Report every line of the entries that contains the word "Moving".

── RECORD EXCERPTS

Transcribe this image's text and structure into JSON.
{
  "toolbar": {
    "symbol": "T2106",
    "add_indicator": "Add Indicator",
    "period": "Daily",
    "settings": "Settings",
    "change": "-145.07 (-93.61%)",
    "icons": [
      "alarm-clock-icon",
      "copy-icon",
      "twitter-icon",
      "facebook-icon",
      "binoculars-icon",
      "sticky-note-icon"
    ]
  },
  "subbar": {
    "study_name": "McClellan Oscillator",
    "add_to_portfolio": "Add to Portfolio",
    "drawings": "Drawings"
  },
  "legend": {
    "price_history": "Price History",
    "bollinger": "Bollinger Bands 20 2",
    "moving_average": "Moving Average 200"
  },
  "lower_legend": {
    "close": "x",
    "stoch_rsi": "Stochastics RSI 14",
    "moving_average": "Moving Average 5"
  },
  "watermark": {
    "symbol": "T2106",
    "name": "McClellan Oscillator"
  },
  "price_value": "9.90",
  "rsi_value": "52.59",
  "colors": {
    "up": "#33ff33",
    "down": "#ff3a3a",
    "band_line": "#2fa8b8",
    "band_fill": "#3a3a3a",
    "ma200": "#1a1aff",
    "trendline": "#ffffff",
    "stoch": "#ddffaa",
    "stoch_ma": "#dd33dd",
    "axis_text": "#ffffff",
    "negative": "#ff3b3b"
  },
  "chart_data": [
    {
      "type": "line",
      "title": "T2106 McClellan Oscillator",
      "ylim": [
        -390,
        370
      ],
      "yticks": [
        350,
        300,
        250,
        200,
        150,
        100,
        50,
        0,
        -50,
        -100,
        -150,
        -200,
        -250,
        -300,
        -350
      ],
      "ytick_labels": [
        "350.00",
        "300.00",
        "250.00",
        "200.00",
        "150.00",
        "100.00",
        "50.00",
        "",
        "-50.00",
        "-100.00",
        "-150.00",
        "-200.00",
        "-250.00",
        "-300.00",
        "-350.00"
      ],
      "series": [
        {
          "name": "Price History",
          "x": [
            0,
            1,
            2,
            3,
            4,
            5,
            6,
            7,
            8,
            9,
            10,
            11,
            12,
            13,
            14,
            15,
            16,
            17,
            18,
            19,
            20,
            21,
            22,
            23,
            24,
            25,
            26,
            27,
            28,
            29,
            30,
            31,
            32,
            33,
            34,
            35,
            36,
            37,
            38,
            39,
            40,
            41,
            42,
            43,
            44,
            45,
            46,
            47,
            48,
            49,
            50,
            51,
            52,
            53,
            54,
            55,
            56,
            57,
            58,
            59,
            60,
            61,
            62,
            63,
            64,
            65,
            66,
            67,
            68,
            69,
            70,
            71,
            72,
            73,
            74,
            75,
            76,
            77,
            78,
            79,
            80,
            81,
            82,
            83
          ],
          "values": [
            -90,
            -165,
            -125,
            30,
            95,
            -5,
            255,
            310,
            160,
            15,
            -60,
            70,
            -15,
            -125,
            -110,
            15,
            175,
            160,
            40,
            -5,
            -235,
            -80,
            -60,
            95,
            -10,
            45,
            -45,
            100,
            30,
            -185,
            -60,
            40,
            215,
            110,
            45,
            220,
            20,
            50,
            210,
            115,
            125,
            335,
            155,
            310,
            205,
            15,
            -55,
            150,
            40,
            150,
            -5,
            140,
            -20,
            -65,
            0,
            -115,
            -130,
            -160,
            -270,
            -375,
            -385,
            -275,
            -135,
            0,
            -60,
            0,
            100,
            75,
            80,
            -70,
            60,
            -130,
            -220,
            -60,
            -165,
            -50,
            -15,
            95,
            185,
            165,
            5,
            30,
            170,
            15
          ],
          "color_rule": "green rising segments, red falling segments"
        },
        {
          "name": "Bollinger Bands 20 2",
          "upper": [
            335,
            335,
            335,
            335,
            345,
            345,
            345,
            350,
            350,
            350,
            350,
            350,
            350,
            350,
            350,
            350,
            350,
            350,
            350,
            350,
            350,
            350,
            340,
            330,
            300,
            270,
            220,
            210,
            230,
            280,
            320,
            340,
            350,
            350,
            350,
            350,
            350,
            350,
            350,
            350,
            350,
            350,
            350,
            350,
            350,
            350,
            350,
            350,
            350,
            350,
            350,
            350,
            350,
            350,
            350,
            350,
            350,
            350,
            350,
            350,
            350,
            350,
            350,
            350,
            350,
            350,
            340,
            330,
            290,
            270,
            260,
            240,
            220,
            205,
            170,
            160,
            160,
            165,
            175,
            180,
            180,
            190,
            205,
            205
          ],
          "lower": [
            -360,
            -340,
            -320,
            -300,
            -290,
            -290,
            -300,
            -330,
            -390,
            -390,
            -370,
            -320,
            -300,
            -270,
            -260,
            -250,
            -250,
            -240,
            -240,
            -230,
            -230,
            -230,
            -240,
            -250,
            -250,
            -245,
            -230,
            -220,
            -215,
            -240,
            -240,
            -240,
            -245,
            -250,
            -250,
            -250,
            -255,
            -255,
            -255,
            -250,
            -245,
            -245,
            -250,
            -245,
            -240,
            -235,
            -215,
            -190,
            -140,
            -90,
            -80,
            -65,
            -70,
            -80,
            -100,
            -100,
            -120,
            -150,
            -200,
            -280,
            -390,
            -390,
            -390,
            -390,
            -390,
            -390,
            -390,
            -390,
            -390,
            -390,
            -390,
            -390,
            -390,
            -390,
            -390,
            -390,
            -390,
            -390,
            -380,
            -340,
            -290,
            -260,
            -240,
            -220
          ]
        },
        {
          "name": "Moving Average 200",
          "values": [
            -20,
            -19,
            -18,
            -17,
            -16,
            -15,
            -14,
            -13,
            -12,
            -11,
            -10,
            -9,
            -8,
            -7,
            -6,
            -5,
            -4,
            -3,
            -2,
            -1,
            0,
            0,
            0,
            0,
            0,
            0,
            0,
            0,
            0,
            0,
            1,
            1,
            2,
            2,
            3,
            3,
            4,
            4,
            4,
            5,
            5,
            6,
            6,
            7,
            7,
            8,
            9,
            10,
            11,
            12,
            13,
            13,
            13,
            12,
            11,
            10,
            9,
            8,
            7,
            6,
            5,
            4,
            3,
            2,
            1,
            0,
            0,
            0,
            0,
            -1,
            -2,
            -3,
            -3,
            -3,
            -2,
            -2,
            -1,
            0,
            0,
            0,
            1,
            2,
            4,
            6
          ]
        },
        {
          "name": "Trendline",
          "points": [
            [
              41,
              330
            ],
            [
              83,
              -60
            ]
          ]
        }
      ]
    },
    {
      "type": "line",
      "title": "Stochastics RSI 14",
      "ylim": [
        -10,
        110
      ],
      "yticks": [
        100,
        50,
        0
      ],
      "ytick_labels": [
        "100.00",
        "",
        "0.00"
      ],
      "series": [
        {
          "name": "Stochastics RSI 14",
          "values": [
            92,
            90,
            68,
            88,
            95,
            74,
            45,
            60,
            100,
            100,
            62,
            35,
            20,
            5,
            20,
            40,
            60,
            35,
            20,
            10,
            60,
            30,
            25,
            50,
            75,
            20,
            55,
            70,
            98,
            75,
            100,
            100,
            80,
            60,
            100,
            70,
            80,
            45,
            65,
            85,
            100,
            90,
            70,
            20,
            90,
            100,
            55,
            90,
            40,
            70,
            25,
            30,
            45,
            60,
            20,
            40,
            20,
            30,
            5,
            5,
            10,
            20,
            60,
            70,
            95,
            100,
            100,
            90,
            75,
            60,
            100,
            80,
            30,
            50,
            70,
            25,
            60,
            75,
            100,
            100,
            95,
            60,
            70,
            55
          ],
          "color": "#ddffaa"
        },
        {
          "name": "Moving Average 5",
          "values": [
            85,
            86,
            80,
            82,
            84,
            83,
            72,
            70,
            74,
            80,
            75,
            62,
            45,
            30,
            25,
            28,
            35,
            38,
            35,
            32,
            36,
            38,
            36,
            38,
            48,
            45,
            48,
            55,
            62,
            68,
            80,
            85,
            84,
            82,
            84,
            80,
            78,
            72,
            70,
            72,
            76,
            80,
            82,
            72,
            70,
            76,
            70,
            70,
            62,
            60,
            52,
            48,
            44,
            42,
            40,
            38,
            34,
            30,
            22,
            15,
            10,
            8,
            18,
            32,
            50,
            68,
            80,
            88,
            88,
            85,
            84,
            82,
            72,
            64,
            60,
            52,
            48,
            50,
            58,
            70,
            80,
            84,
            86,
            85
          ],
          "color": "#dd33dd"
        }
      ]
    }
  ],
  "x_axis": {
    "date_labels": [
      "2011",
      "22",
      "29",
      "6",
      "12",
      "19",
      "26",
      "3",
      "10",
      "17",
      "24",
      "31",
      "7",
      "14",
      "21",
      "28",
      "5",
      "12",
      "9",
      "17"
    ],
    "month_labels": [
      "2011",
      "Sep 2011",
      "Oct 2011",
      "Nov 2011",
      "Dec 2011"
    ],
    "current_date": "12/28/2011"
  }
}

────

EXERCISE RESPONSE:
    "moving_average": "Moving Average 200"
    "moving_average": "Moving Average 5"
          "name": "Moving Average 200",
          "name": "Moving Average 5",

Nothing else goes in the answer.